> Problem to work on
Restate the entries word for word, omitting nothing.

-- Supplied material follows --

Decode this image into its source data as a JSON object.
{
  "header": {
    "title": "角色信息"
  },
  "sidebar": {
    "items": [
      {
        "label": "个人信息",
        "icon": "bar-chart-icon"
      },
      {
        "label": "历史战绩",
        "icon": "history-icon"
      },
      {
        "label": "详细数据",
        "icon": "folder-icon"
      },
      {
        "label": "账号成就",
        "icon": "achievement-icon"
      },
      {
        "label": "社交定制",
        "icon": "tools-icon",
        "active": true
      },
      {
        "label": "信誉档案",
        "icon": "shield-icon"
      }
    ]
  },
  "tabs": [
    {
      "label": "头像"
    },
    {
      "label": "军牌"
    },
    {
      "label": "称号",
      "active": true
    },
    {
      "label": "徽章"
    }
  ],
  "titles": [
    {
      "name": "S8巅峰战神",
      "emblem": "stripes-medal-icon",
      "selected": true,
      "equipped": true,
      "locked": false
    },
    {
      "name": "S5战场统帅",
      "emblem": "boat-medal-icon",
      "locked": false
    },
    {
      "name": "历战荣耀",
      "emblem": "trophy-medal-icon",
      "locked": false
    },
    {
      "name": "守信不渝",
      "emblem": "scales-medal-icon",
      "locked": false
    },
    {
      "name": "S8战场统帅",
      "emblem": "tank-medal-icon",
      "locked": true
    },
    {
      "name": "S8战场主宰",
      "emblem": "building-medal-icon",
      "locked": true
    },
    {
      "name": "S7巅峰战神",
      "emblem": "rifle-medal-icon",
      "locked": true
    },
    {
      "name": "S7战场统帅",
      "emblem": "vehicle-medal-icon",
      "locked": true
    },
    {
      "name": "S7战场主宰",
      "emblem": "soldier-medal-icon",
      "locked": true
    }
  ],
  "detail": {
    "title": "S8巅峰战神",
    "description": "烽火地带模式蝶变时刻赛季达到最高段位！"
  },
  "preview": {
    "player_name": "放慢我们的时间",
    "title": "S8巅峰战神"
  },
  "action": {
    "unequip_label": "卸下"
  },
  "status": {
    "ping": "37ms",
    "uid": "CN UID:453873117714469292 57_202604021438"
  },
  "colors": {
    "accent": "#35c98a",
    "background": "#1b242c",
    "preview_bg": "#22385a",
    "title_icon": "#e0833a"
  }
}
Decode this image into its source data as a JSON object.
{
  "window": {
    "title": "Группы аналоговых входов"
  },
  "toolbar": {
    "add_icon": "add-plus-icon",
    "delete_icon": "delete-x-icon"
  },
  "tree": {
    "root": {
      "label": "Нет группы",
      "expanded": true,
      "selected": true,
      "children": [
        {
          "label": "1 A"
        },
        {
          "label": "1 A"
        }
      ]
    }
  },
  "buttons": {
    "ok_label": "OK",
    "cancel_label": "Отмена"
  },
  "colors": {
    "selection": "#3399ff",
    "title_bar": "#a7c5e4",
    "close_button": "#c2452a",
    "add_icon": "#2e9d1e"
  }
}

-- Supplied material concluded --

> Task output
Decode this image into its source data as a JSON object.
{
  "header": {
    "title": "角色信息"
  },
  "sidebar": {
    "items": [
      {
        "label": "个人信息",
        "icon": "bar-chart-icon"
      },
      {
        "label": "历史战绩",
        "icon": "history-icon"
      },
      {
        "label": "详细数据",
        "icon": "folder-icon"
      },
      {
        "label": "账号成就",
        "icon": "achievement-icon"
      },
      {
        "label": "社交定制",
        "icon": "tools-icon",
        "active": true
      },
      {
        "label": "信誉档案",
        "icon": "shield-icon"
      }
    ]
  },
  "tabs": [
    {
      "label": "头像"
    },
    {
      "label": "军牌"
    },
    {
      "label": "称号",
      "active": true
    },
    {
      "label": "徽章"
    }
  ],
  "titles": [
    {
      "name": "S8巅峰战神",
      "emblem": "stripes-medal-icon",
      "selected": true,
      "equipped": true,
      "locked": false
    },
    {
      "name": "S5战场统帅",
      "emblem": "boat-medal-icon",
      "locked": false
    },
    {
      "name": "历战荣耀",
      "emblem": "trophy-medal-icon",
      "locked": false
    },
    {
      "name": "守信不渝",
      "emblem": "scales-medal-icon",
      "locked": false
    },
    {
      "name": "S8战场统帅",
      "emblem": "tank-medal-icon",
      "locked": true
    },
    {
      "name": "S8战场主宰",
      "emblem": "building-medal-icon",
      "locked": true
    },
    {
      "name": "S7巅峰战神",
      "emblem": "rifle-medal-icon",
      "locked": true
    },
    {
      "name": "S7战场统帅",
      "emblem": "vehicle-medal-icon",
      "locked": true
    },
    {
      "name": "S7战场主宰",
      "emblem": "soldier-medal-icon",
      "locked": true
    }
  ],
  "detail": {
    "title": "S8巅峰战神",
    "description": "烽火地带模式蝶变时刻赛季达到最高段位！"
  },
  "preview": {
    "player_name": "放慢我们的时间",
    "title": "S8巅峰战神"
  },
  "action": {
    "unequip_label": "卸下"
  },
  "status": {
    "ping": "37ms",
    "uid": "CN UID:453873117714469292 57_202604021438"
  },
  "colors": {
    "accent": "#35c98a",
    "background": "#1b242c",
    "preview_bg": "#22385a",
    "title_icon": "#e0833a"
  }
}
Decode this image into its source data as a JSON object.
{
  "window": {
    "title": "Группы аналоговых входов"
  },
  "toolbar": {
    "add_icon": "add-plus-icon",
    "delete_icon": "delete-x-icon"
  },
  "tree": {
    "root": {
      "label": "Нет группы",
      "expanded": true,
      "selected": true,
      "children": [
        {
          "label": "1 A"
        },
        {
          "label": "1 A"
        }
      ]
    }
  },
  "buttons": {
    "ok_label": "OK",
    "cancel_label": "Отмена"
  },
  "colors": {
    "selection": "#3399ff",
    "title_bar": "#a7c5e4",
    "close_button": "#c2452a",
    "add_icon": "#2e9d1e"
  }
}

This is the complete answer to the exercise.